A vintage duck toy at LEGO’s Danish HQ (Image: Tim Clarke/DailyExpress)

While there is now nothing to stop copycats, LEGO is confident any attempt to emulate it will be inferior.

Signe explains: “LEGO bricks are designed to within 0.004mm accuracy to ensure they fit perfectly. You can take a brick from 1961, and it will still seamlessly connect with a brick from today.

“Making bricks of that quality is not as easy as it looks.”

The vault includes several pieces that marked LEGO milestones, including the first LEGO wheel from 1962 and the first range of figures from 1974. The latter were too big to be played with alongside its bricks so designers went back to the drawing board and, in 1978, launched the smaller Minifigures that children collect today and that are characters in the hit LEGO films.

The addition of LEGO figures also fundamentally changed the way children played with the toy.

“By adding people, we added the ability to role play,” says Signe. “The early figures had generic faces to encourage children to use their creativity and imagination.”

The vault houses rarities such as the first LEGO Star Wars set, the first LEGO Harry Potter tie-in and the first Bionicle products from the early 2000s. These are all now worth huge sums of money to collectors.

Signe Wiese, Lego Culture Mediator

Signe Wiese, Lego Culture Mediator (Image: Tim Clarke/DailyExpress)

Signe reveals that the advent of the hugely successful Star Wars range almost didn’t happen because of the company’s strict anti-violence policy.

She explains: “The first Star Wars products came out in 1999. The idea was pitched by the US CEO at the time but there was a big internal debate about making a product with ‘war’ in the title.

“We are careful about what we introduce children too and have a non-conflict policy.

“It took a couple of years to finally decide to go ahead and the way we handled the conflict issue was by adding LEGO humour to the sets.

“The Minifigures, for example, are funny. There is nothing threatening about a Darth Vader Minifigure. We also made sure any weapons were either really old, like swords, or futuristic.”

Several new additions to the vault this festive season hark back to Christmases past.
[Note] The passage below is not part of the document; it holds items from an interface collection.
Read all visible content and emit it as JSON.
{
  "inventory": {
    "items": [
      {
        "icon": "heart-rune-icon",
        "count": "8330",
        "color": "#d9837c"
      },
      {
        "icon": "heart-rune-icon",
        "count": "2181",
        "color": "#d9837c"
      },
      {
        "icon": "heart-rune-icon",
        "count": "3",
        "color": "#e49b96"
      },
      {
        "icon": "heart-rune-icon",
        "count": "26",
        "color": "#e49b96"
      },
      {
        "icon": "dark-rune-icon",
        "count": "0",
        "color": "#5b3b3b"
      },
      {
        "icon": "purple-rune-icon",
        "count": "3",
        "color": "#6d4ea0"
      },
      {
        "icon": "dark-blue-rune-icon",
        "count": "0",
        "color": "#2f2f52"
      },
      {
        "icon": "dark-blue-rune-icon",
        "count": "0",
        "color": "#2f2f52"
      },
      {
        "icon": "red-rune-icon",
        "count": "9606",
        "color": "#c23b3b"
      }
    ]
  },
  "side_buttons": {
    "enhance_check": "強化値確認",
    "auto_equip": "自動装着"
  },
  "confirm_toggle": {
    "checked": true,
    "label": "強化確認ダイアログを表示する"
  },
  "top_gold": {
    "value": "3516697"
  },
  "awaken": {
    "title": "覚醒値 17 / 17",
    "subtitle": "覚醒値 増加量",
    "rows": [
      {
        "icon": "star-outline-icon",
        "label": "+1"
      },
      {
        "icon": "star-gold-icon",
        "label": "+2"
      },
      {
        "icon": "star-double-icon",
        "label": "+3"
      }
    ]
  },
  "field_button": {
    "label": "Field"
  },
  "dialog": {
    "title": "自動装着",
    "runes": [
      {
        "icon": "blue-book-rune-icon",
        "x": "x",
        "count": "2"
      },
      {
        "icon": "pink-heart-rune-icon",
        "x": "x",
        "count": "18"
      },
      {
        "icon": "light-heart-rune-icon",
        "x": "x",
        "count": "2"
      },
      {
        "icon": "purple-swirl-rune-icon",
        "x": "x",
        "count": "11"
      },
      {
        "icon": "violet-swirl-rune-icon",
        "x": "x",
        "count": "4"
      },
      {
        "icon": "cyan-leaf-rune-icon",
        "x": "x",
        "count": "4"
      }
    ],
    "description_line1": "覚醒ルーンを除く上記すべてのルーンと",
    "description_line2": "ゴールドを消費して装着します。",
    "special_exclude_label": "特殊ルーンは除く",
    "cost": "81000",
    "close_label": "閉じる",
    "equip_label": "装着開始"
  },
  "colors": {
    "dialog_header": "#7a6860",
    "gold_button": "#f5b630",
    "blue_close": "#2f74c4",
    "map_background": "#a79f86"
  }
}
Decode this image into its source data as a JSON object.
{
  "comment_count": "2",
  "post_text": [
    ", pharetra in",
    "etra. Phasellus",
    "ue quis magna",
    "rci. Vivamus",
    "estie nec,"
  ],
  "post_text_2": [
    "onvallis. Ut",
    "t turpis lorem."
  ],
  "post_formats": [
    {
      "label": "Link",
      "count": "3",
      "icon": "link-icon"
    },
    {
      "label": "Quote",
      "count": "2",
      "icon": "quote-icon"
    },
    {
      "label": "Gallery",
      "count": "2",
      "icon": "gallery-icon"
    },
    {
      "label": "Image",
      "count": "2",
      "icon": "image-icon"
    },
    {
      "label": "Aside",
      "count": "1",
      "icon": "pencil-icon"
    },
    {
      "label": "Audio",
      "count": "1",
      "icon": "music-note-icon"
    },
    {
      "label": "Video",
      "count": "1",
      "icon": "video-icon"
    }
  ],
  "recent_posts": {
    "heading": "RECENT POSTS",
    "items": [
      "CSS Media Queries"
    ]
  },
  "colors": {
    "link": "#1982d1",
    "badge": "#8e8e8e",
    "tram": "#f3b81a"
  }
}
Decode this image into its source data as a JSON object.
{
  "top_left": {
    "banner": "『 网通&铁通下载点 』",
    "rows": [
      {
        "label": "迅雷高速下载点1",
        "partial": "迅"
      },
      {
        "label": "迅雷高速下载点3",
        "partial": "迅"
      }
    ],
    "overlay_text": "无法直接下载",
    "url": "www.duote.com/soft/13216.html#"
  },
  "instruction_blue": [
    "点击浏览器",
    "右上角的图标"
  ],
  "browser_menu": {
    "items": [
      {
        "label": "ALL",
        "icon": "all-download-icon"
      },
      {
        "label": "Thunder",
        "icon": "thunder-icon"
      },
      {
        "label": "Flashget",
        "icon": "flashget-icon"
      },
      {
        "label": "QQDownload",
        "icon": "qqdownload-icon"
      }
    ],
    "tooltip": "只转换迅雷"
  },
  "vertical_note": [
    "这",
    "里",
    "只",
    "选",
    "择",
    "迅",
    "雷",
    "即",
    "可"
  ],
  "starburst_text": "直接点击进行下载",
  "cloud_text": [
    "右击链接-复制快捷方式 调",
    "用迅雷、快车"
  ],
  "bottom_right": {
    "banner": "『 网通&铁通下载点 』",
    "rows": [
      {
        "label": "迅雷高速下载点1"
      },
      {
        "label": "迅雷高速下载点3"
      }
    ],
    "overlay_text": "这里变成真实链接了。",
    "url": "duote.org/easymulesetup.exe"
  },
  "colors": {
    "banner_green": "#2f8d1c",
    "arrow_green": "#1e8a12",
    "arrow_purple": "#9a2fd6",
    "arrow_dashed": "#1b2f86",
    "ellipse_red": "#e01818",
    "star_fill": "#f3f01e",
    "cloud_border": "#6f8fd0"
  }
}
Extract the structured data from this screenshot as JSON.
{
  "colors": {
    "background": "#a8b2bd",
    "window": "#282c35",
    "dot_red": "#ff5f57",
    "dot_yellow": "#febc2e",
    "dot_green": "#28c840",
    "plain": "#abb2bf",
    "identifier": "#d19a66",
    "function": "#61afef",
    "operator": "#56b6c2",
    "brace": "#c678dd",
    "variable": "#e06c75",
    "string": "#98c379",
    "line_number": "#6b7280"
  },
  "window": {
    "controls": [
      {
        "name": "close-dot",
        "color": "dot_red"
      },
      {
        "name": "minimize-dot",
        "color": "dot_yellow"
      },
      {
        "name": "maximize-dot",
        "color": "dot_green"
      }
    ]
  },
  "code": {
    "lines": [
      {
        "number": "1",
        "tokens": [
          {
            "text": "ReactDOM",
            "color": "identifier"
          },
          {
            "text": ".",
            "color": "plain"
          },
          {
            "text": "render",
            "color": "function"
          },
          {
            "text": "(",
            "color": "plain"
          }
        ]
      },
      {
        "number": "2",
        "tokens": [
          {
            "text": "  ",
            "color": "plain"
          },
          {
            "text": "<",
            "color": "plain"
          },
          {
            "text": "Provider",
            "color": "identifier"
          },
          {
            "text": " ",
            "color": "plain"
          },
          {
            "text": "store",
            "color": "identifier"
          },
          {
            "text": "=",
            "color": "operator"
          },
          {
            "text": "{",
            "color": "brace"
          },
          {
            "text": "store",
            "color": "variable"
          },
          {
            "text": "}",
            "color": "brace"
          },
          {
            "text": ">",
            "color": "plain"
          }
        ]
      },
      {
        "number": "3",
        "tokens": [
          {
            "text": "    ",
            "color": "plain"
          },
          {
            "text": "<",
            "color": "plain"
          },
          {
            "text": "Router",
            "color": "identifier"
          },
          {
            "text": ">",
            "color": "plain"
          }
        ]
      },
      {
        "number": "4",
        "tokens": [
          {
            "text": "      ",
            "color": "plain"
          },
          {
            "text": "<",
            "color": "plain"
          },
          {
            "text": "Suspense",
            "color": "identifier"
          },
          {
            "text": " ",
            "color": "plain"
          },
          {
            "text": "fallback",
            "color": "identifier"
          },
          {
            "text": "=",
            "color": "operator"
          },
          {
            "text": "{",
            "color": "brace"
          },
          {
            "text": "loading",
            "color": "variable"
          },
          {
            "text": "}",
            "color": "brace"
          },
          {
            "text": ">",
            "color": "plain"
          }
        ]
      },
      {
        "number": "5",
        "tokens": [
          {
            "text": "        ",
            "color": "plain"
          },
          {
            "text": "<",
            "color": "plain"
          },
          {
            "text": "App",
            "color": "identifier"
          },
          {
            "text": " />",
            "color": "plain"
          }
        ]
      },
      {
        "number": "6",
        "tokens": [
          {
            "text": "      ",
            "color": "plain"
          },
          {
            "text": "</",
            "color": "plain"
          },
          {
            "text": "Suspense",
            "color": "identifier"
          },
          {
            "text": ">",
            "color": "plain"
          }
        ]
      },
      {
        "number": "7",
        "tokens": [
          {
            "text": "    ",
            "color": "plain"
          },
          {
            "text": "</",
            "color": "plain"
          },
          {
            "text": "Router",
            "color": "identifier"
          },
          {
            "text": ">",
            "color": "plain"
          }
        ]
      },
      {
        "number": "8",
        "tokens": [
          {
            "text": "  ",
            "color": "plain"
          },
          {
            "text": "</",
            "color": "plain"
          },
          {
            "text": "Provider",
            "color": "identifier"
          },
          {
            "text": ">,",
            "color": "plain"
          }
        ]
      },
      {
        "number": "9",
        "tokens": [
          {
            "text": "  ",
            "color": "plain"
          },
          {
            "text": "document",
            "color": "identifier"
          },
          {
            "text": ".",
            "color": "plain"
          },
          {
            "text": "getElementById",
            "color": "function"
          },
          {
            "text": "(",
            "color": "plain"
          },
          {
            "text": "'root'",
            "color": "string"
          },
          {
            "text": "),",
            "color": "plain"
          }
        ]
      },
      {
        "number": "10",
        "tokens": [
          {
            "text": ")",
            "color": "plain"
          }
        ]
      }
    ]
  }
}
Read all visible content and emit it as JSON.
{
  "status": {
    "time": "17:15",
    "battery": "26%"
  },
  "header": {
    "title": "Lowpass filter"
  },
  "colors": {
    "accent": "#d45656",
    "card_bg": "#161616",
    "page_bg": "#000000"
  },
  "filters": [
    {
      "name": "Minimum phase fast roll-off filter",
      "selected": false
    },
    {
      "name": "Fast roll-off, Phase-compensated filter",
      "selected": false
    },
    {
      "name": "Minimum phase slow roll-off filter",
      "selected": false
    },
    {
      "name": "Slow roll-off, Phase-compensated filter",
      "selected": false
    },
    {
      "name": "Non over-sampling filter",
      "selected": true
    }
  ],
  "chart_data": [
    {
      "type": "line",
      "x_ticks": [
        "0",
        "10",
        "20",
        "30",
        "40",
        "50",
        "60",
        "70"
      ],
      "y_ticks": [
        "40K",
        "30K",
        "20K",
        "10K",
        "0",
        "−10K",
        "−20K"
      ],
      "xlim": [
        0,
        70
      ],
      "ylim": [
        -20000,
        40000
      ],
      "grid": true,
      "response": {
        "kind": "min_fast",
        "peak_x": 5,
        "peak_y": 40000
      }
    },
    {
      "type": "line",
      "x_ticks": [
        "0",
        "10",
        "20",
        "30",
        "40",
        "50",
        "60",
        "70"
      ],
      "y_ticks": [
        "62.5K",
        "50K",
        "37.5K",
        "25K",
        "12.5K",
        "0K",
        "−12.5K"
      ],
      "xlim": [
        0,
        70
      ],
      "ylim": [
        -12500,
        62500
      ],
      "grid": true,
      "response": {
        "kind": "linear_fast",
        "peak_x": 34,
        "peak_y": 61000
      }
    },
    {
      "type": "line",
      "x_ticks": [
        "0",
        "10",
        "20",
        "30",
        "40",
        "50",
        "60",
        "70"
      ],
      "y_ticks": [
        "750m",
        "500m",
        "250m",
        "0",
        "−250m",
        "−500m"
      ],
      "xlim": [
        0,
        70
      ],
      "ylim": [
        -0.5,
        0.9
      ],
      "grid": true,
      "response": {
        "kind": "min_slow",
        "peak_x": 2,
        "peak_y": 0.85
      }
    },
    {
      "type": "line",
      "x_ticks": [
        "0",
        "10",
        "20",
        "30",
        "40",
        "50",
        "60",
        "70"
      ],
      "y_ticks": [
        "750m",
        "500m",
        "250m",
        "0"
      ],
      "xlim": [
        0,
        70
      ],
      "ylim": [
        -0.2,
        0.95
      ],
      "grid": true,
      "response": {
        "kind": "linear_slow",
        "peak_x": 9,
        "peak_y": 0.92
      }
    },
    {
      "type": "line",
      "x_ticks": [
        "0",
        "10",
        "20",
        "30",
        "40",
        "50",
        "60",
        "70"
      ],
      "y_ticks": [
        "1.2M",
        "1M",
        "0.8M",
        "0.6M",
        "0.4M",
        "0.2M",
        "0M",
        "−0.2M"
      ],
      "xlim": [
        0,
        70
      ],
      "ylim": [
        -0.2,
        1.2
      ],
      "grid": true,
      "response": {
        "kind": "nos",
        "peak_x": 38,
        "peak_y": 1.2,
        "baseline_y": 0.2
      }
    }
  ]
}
Bestsellers are expected to include the space race-inspired Deep Space Rocket and Launch Control, the Harry Potter Hogwarts Clock Tower and the Star Wars Boost Droid Commander.

LEGO has a large adult fanbase, who call themselves AFOLs (adult fans of LEGO). Each year the company develops several intricate sets specifically for the adult market and it is these fans who most want to take a peek inside the vault.

And for them, the vault’s Holy Grail is a 33in Statue of Liberty from 2000.

“Fans go nuts for it,” says Signe. “It was a limited product and hard to get hold of. It was the biggest set ever launched at the time with 2,882 bricks.”

LEGO, which celebrated its 60th anniversary last year, adds new products all the time and they take years to develop.

Space in the vault is limited and there are only three rows of shelves left to fill, so there are plans to move the collection to a secure facility in the new campus.

Meanwhile, the company is looking to the future and has developed a new type of sustainable plastic derived from sugar cane. LEGO, it seems, never goes out of fashion.